This is an unacceptable and careless move by the Brazilian government that does not take into consideration the significant chilling effects this would have on Brazilians’ free expression, due process rights, and right to innovate freely. We urge that this new second paragraph be entirely deleted from Marco Civil. By inserting this language, the government is dismissing the years of participatory process and civil society consultations that occurred throughout the drafting of the Bill. Brazil is losing the opportunity to lead by example.   

In regard to the previous official draft of Marco Civil, EFF, in a letter to the Brazilian Congress, congratulated the government:

“The adoption of this draft would be a significant victory for the protection of Brazilians' civil liberties on­line in almost all respects. With the exception of article 11,2 the provisions of the draft Marco Civil are all comparably protective of free expression and user privacy and autonomy to current law in the United States, and in several cases the Marco Civil draft is even more protective of these values. As civil libertarians, we appreciate the numerous ways in which this proposal protects Internet users.”

Due to the new language in Article 15, the Bill now falls far short of its initial objective of protecting Brazilians’ online civil liberties. EFF has worked in the US courts to defend the broad protections for intermediaries under US law because we know that when intermediaries face significant legal uncertainty, they will often react in ways to avoid controversy. What that unfortunately means is that the users are always the ones who suffer most in these situations. If the new language of Article 15 prevails, Marco Civil will fall short in regard to one of its main reasons for existence. From the perspective of Brazilian civil society, article 15’s second paragraph should be deleted from Marco Civil.

Two New Brazilian Cybercrime Bills
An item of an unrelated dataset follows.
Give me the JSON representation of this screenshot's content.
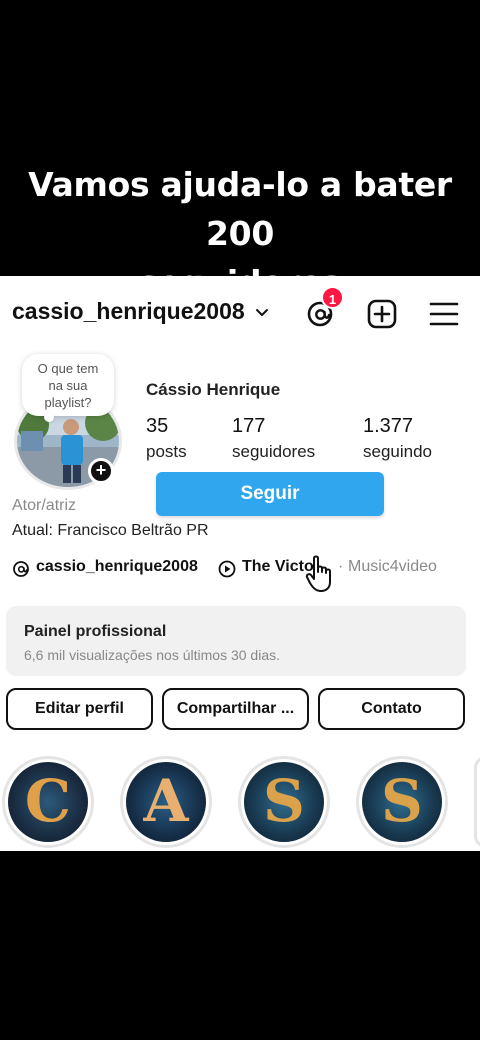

While postponing the vote on Marco Civil, the Brazilian legislature approved two cybercrime bills on November 7th, and they now move towards the executive branch for approval. Marco Civil was initially drafted to offer a balanced, positive approach in regard to these proposals on criminal enforcement and users’ activities in the Internet.

One of the bills passed is the once infamous Azeredo Law, which was considered for over 10 years and was heavily criticized by civil society for limiting user freedom on the Internet and threatening user privacy. The House passed a version of the bill; however, it is much less severe than its original draft because many of its most controversial points were removed.  The final draft included criminal provisions on credit card falsification and treason, and created a police infrastructure to combat cyber crimes.

The other bill approved by the House criminalizes unauthorized access to emails and sensitive information online, punishable up to two years in prison. The bill is called the Carolina Dieckmann Law, in reference to an instance when intimate photos of the Brazilian actress were released on the Internet. Both bills now go to President Dilma Rousseff for her signature before they go into effect.

According to Professor Pablo Ortellado, from GPOPAI-USP, these bills now lie in the hands of the executive branch, to make sense of and patch together into a cybercrime framework for Brazil. Professor Ronaldo Lemos, who represents Creative Commons in Brazil, says that that this situation—in which two criminal bills are approved while Marco Civil is stagnated in Congress—has created a "political problem”. In his opinion, the priority should have been to move forward with the Bill of Rights first and then to enact specific criminal legislation next, in order to "build a foundation for the civil use of the web” that promotes and prioritizes innovation and predictability.

The vote on Marco Civil was once again postponed from November 7th to November 13th. Join Brazilian civil society in protesting this last-minute attack on users’ rights.